Data under study |
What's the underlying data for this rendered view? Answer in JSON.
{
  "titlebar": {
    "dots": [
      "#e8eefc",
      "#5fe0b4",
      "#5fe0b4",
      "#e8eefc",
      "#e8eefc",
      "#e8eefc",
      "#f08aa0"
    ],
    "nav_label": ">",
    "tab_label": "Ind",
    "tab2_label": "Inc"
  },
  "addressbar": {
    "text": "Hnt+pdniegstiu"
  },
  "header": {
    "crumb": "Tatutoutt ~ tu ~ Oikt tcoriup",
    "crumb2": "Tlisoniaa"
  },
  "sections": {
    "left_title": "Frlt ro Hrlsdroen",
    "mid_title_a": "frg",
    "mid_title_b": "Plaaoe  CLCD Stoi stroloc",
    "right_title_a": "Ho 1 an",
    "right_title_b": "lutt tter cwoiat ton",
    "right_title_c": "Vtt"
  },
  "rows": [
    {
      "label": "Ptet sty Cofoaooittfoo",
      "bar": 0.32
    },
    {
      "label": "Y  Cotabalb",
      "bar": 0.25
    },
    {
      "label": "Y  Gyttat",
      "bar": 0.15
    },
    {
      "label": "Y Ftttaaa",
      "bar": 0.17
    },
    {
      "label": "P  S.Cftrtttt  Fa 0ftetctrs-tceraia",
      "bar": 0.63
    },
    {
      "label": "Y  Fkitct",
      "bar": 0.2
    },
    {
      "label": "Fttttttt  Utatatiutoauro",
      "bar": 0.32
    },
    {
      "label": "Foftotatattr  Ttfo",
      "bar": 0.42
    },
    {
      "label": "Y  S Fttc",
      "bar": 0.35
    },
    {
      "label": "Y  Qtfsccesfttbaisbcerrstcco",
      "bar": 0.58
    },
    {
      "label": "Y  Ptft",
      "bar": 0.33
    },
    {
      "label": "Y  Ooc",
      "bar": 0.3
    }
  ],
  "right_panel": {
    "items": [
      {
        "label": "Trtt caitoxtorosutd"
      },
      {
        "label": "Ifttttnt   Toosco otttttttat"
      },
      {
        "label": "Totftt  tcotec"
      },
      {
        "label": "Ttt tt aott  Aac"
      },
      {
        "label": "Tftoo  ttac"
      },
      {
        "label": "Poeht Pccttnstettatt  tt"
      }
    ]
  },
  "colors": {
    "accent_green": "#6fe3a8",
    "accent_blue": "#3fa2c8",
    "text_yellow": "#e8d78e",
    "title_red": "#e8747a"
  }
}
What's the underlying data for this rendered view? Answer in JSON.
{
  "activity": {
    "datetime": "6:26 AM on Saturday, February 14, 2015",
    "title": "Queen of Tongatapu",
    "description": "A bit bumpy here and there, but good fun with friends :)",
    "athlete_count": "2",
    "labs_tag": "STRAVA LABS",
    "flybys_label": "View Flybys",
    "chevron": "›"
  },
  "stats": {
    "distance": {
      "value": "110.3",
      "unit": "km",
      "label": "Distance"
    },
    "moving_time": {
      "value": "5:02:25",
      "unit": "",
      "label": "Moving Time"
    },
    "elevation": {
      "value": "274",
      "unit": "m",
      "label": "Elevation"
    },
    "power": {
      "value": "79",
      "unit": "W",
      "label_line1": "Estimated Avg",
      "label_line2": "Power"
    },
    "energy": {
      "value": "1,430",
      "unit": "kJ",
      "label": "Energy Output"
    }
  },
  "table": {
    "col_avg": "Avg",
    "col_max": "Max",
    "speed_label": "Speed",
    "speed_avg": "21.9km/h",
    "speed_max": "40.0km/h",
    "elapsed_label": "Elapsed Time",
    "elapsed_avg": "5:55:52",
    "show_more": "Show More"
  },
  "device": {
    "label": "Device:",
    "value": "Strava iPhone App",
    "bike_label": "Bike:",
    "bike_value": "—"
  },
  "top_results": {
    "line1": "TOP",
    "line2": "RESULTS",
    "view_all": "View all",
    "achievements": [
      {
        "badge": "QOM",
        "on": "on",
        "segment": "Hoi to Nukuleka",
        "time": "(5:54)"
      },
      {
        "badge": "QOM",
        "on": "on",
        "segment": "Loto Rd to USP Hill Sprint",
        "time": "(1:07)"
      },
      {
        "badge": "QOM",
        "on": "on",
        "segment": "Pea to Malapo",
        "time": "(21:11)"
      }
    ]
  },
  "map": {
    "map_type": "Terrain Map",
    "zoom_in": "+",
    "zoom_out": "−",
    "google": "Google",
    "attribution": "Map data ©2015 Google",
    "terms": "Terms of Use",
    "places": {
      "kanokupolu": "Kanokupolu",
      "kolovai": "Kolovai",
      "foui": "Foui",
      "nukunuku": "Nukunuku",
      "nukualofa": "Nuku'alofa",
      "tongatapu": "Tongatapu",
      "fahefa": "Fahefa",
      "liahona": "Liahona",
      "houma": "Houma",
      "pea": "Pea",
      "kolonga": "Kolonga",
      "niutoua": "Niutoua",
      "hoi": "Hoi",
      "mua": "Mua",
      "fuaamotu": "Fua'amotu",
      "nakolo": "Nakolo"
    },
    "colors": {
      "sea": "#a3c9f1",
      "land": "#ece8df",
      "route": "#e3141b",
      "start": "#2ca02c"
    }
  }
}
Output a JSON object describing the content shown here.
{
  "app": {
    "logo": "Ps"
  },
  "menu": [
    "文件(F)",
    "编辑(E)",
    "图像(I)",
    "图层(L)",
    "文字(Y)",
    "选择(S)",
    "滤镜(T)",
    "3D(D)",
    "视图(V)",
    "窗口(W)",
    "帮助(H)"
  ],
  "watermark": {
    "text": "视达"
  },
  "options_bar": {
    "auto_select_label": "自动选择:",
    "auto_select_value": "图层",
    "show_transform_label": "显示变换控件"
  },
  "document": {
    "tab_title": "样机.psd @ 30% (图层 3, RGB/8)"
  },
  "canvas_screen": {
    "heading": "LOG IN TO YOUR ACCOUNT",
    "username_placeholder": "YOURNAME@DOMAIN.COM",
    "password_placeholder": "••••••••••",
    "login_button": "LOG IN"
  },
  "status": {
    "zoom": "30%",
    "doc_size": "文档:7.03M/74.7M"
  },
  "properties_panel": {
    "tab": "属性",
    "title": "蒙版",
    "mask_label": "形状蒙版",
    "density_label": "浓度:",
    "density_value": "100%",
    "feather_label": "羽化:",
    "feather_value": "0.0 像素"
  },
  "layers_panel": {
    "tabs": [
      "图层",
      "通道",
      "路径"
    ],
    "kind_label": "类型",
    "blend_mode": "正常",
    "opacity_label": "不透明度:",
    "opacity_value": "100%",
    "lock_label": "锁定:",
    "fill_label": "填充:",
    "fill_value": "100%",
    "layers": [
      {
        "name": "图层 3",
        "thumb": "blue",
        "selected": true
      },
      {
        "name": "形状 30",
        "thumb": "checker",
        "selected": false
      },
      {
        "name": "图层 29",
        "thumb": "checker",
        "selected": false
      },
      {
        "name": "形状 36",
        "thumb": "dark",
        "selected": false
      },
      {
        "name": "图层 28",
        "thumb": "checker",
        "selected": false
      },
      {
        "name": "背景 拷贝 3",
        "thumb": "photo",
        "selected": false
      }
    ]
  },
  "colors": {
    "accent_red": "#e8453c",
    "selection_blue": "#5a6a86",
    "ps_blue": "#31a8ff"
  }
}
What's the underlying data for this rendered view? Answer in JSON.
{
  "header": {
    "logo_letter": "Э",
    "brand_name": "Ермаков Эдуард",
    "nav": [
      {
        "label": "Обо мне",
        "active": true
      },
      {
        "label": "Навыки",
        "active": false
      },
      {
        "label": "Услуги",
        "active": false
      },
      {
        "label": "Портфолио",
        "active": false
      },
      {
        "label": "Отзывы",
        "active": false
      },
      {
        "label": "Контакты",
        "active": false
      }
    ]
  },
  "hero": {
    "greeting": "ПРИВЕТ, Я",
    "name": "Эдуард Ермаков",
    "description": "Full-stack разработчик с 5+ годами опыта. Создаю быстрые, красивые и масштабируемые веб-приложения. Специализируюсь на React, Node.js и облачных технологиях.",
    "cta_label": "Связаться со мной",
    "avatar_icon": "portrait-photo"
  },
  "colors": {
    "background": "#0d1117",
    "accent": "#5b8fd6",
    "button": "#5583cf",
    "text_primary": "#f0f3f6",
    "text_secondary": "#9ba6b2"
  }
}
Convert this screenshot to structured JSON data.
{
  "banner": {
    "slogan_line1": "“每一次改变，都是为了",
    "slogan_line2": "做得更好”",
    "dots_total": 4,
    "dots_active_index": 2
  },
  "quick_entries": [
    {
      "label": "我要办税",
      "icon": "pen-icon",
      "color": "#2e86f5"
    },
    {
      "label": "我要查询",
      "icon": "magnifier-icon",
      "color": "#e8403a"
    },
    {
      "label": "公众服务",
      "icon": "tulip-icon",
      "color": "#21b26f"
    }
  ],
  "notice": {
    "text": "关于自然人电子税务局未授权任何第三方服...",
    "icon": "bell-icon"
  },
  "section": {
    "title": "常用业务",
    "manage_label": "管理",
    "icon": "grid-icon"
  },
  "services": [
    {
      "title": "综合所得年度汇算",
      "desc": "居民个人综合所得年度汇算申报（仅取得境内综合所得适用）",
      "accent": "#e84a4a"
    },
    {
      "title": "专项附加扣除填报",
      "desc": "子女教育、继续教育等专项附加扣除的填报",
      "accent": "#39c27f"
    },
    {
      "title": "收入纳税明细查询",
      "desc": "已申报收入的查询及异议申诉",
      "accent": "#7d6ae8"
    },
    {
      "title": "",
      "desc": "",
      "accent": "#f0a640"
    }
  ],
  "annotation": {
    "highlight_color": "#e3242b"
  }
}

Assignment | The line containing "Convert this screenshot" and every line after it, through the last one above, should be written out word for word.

Response below |
Convert this screenshot to structured JSON data.
{
  "banner": {
    "slogan_line1": "“每一次改变，都是为了",
    "slogan_line2": "做得更好”",
    "dots_total": 4,
    "dots_active_index": 2
  },
  "quick_entries": [
    {
      "label": "我要办税",
      "icon": "pen-icon",
      "color": "#2e86f5"
    },
    {
      "label": "我要查询",
      "icon": "magnifier-icon",
      "color": "#e8403a"
    },
    {
      "label": "公众服务",
      "icon": "tulip-icon",
      "color": "#21b26f"
    }
  ],
  "notice": {
    "text": "关于自然人电子税务局未授权任何第三方服...",
    "icon": "bell-icon"
  },
  "section": {
    "title": "常用业务",
    "manage_label": "管理",
    "icon": "grid-icon"
  },
  "services": [
    {
      "title": "综合所得年度汇算",
      "desc": "居民个人综合所得年度汇算申报（仅取得境内综合所得适用）",
      "accent": "#e84a4a"
    },
    {
      "title": "专项附加扣除填报",
      "desc": "子女教育、继续教育等专项附加扣除的填报",
      "accent": "#39c27f"
    },
    {
      "title": "收入纳税明细查询",
      "desc": "已申报收入的查询及异议申诉",
      "accent": "#7d6ae8"
    },
    {
      "title": "",
      "desc": "",
      "accent": "#f0a640"
    }
  ],
  "annotation": {
    "highlight_color": "#e3242b"
  }
}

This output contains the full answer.